What is needed:
Which lines of the entries contain the string "installieren"? Please find them and copy them.

Data in this exercise:
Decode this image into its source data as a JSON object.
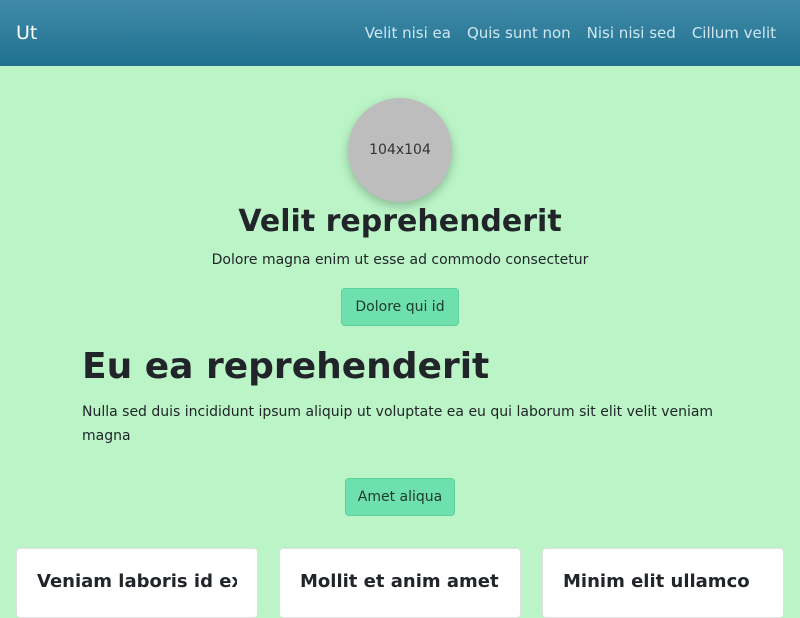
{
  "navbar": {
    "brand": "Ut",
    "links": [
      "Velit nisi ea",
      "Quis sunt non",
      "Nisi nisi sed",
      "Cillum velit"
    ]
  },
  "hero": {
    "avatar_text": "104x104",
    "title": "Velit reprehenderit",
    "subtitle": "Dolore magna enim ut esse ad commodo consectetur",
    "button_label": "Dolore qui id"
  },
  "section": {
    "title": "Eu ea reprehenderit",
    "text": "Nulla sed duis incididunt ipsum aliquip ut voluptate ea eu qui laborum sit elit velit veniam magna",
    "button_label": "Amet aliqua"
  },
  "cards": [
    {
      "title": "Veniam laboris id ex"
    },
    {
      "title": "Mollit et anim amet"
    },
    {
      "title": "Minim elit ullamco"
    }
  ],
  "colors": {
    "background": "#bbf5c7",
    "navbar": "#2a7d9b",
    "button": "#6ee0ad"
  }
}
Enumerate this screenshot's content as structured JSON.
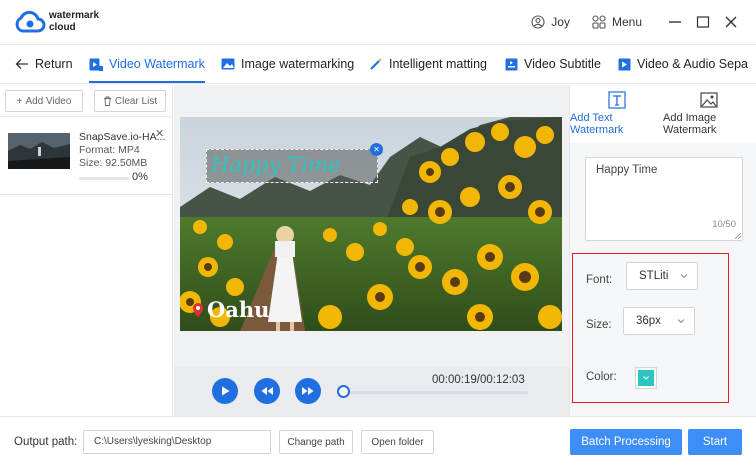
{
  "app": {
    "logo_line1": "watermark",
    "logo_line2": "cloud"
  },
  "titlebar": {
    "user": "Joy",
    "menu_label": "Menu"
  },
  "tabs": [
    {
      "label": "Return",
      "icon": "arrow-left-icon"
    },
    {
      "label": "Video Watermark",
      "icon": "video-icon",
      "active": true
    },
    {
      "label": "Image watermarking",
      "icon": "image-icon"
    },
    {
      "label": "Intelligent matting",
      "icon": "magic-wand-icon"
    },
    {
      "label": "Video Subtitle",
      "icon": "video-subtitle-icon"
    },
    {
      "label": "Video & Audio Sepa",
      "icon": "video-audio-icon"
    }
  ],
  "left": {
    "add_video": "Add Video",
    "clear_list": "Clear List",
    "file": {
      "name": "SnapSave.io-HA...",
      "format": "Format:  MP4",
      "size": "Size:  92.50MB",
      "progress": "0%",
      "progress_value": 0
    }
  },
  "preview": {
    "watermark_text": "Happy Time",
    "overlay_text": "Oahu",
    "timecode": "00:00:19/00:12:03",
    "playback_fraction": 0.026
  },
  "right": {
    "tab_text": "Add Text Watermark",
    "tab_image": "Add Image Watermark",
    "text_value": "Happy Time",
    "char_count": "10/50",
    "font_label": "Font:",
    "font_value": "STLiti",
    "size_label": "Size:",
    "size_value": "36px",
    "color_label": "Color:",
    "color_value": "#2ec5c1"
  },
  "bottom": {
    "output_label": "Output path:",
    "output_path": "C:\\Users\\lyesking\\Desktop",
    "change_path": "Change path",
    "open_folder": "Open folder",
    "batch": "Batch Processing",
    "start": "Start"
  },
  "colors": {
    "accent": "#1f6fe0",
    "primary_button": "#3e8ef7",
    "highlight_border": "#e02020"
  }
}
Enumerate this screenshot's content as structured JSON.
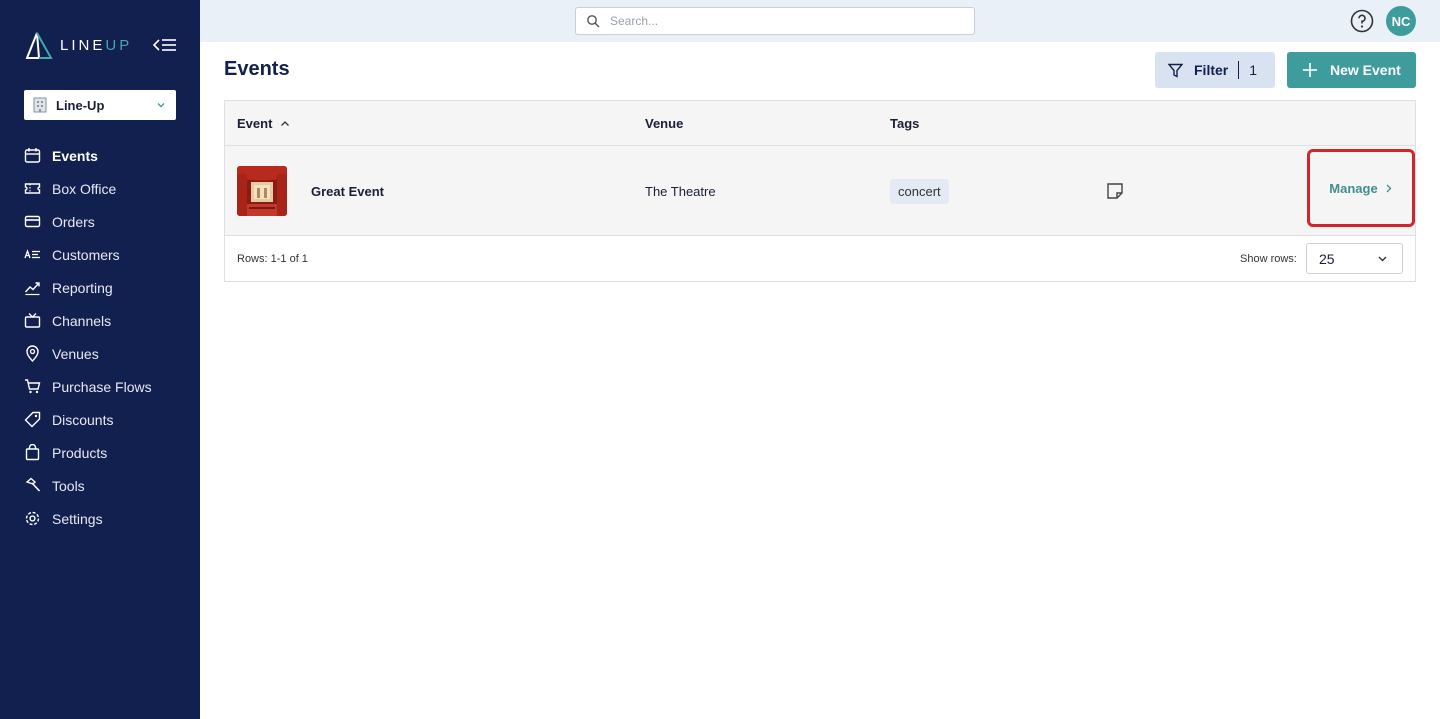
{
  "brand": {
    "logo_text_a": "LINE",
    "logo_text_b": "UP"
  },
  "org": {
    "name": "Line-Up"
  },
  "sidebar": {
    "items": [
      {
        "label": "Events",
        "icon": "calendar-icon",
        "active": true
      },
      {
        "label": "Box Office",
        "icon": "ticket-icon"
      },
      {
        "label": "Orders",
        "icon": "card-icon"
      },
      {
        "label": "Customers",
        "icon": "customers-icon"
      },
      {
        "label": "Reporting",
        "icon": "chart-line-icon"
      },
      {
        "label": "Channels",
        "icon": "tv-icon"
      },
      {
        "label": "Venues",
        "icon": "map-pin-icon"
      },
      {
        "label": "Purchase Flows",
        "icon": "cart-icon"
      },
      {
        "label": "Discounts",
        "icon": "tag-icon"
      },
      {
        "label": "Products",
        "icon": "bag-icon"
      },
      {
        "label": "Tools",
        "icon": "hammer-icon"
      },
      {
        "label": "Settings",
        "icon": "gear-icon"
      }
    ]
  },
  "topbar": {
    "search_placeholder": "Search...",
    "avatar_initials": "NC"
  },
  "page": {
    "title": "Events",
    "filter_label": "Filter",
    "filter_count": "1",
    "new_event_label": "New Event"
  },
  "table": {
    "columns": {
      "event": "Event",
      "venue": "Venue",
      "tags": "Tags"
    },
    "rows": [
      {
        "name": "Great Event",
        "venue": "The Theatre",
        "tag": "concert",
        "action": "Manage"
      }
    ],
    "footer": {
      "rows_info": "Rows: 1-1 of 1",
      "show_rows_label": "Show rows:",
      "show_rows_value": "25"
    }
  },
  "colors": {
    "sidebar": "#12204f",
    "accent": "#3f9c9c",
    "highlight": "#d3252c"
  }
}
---
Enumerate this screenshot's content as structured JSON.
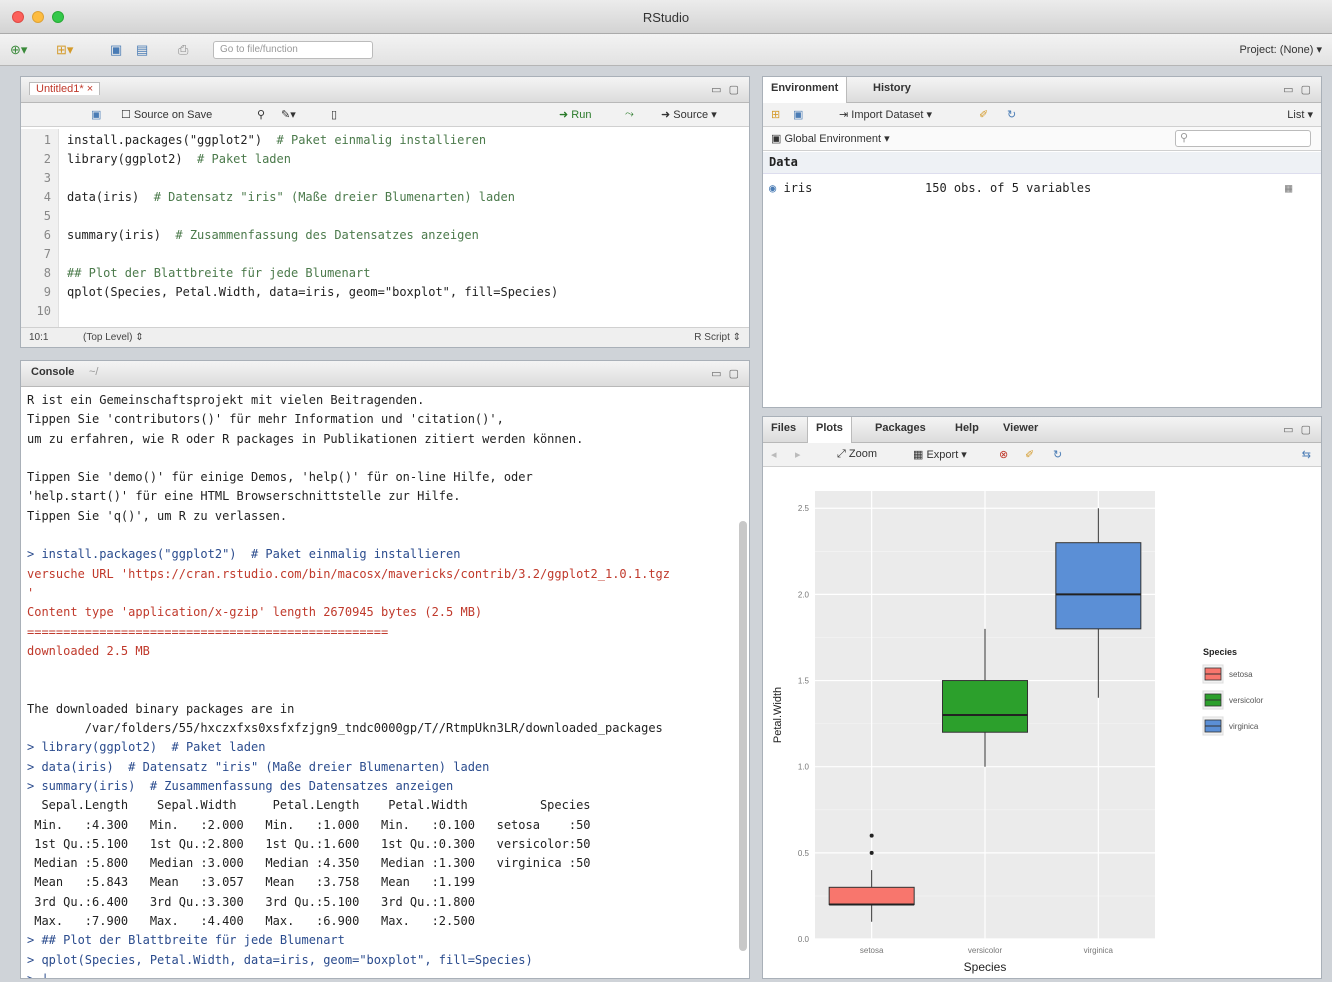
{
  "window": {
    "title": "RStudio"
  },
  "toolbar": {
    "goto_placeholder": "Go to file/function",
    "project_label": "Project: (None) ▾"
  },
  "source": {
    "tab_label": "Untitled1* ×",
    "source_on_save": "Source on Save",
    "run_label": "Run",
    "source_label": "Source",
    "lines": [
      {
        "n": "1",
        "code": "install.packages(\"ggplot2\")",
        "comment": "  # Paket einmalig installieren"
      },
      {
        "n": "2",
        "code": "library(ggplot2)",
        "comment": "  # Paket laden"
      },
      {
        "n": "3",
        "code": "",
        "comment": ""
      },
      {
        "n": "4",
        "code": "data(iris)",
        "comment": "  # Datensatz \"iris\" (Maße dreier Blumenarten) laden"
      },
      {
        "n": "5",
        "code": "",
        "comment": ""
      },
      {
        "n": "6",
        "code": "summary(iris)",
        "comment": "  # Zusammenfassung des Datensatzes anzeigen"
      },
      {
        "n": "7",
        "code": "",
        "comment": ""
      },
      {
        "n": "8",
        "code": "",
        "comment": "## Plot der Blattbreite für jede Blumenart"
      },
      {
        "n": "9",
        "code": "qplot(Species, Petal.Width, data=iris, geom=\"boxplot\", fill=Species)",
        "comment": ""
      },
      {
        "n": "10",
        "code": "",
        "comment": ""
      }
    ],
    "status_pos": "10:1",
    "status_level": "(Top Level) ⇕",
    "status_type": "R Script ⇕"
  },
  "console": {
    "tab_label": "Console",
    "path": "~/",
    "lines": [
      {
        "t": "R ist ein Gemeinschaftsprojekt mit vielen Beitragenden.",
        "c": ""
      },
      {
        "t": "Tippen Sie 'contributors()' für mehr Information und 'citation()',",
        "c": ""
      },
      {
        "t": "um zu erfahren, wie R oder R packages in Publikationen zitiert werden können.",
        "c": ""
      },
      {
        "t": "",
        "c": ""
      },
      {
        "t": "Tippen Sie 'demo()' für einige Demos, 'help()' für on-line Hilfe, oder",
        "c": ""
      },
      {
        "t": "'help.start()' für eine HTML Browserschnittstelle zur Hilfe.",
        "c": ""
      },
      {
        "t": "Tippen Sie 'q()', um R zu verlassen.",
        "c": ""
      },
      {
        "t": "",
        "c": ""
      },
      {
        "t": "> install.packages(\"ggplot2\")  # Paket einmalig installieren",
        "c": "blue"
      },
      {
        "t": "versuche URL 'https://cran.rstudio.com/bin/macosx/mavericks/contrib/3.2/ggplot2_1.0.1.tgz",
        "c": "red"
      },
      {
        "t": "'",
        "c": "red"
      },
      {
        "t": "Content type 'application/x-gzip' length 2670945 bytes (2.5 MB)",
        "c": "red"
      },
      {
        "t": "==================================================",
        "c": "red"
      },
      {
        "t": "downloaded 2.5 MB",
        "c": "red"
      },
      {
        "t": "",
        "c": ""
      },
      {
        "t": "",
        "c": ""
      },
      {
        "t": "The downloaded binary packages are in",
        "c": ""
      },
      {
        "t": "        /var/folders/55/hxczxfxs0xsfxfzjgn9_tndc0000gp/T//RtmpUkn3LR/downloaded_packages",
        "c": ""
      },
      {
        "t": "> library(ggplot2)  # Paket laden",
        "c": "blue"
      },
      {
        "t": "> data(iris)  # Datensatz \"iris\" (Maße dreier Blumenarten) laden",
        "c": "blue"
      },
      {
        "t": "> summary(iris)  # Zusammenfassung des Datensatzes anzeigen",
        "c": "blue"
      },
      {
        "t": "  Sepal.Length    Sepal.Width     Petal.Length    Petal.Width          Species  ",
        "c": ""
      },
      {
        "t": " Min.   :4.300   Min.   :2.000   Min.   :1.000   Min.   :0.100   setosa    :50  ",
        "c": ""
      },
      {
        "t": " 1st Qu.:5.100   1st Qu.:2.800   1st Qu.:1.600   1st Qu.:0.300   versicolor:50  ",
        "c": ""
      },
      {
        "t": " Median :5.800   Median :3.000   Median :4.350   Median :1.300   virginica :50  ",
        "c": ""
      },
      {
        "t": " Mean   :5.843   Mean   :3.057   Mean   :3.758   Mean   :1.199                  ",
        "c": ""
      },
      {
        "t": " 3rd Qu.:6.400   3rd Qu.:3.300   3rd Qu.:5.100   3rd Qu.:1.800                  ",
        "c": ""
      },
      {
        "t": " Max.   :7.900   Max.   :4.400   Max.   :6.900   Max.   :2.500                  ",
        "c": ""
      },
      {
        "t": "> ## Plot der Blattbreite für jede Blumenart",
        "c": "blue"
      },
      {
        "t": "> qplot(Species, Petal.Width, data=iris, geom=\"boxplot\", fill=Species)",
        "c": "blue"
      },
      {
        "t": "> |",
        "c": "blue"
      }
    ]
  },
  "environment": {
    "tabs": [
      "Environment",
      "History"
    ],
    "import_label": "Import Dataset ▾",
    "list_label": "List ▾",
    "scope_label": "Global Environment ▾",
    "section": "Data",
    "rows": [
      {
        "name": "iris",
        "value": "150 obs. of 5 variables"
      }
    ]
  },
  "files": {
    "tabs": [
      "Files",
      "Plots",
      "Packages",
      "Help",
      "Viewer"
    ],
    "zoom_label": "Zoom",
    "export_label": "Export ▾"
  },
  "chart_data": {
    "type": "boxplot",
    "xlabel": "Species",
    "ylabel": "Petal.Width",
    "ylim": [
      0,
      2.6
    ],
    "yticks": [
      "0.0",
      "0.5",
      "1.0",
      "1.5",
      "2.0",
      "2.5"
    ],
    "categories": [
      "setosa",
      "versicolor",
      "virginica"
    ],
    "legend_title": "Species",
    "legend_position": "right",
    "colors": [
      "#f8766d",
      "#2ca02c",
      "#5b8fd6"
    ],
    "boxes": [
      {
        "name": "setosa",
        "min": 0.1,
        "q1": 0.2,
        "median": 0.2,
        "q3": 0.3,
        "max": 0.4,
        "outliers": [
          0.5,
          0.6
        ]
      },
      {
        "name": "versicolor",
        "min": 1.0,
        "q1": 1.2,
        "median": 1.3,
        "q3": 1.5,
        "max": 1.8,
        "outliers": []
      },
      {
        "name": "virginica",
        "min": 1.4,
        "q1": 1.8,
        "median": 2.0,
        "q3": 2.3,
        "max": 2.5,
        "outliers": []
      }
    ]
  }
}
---
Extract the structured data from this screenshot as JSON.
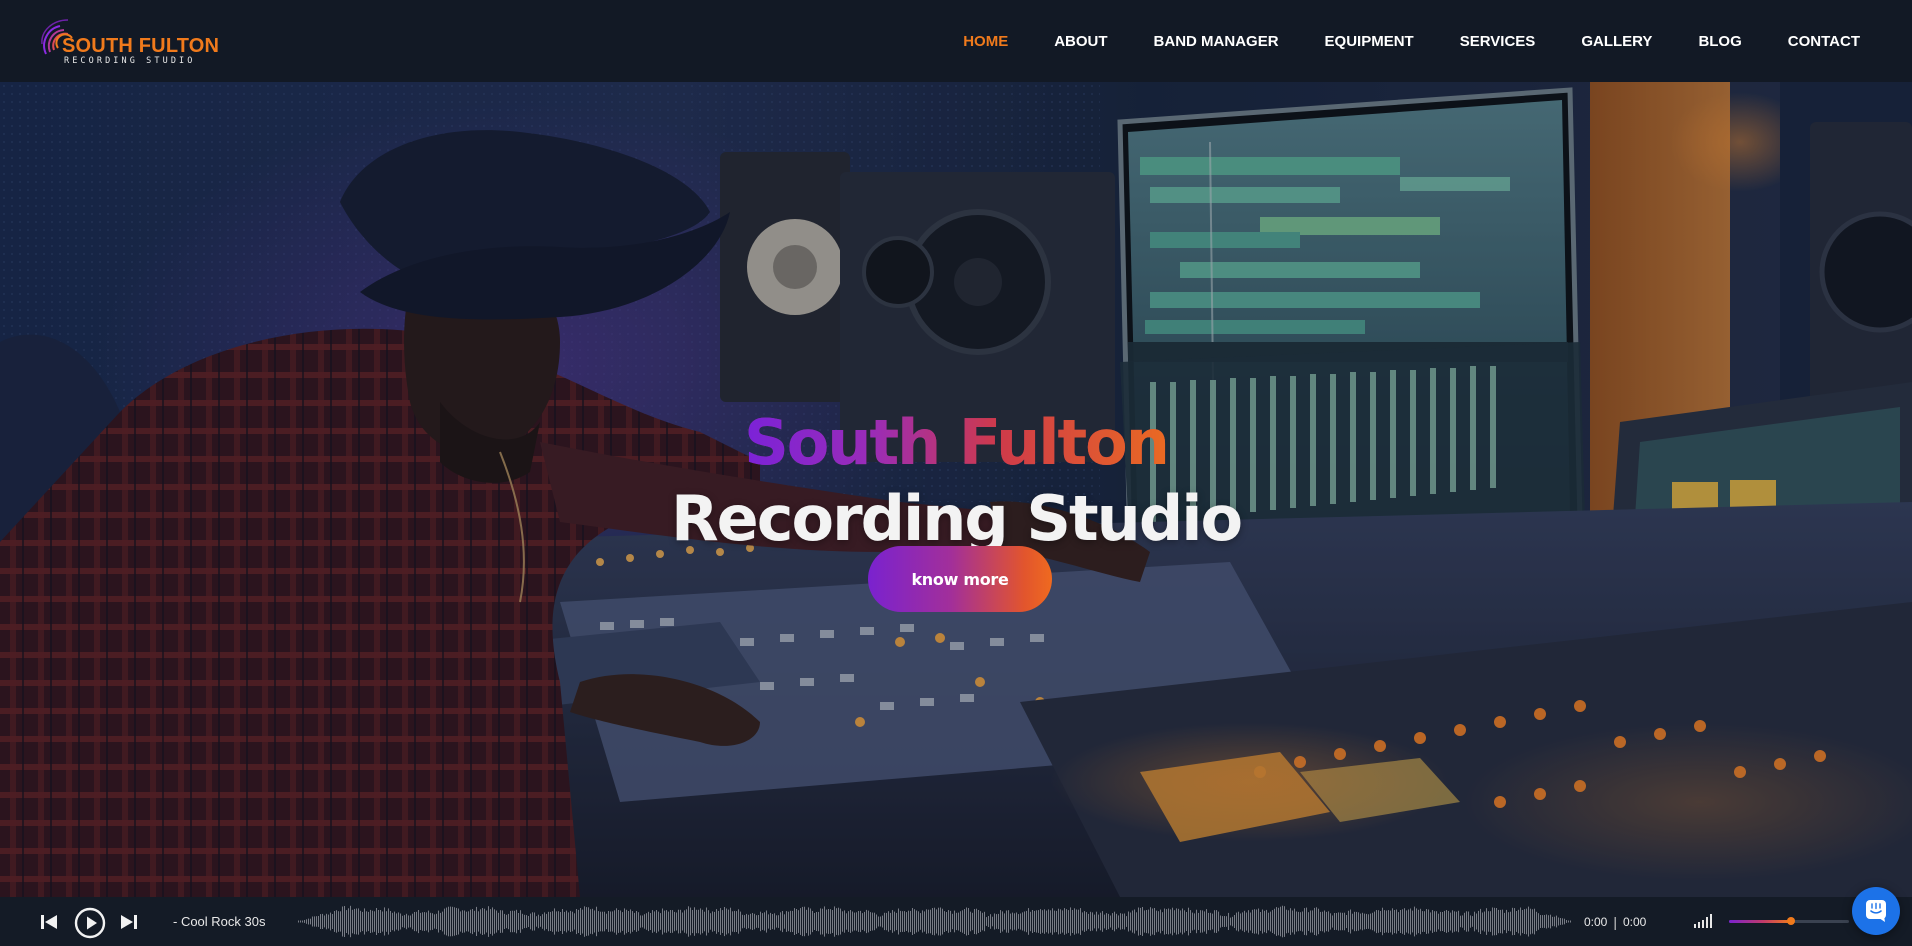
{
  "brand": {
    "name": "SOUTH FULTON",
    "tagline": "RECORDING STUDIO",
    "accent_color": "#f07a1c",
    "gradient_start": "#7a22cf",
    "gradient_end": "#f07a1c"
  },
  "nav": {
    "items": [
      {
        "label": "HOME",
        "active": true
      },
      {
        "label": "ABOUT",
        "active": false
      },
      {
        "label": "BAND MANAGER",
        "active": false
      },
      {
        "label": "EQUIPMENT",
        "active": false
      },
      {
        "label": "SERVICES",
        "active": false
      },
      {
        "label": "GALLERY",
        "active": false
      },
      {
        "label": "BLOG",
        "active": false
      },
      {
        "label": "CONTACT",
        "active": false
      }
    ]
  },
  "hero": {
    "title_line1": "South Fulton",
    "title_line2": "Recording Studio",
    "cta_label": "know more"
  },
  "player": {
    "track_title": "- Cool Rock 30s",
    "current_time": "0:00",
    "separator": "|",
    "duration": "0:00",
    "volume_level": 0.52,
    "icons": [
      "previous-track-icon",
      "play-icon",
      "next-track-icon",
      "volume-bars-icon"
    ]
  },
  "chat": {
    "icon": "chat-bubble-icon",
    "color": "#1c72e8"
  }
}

Task output:
        "comment": "  # Paket einmalig installieren"
        "t": "> install.packages(\"ggplot2\")  # Paket einmalig installieren",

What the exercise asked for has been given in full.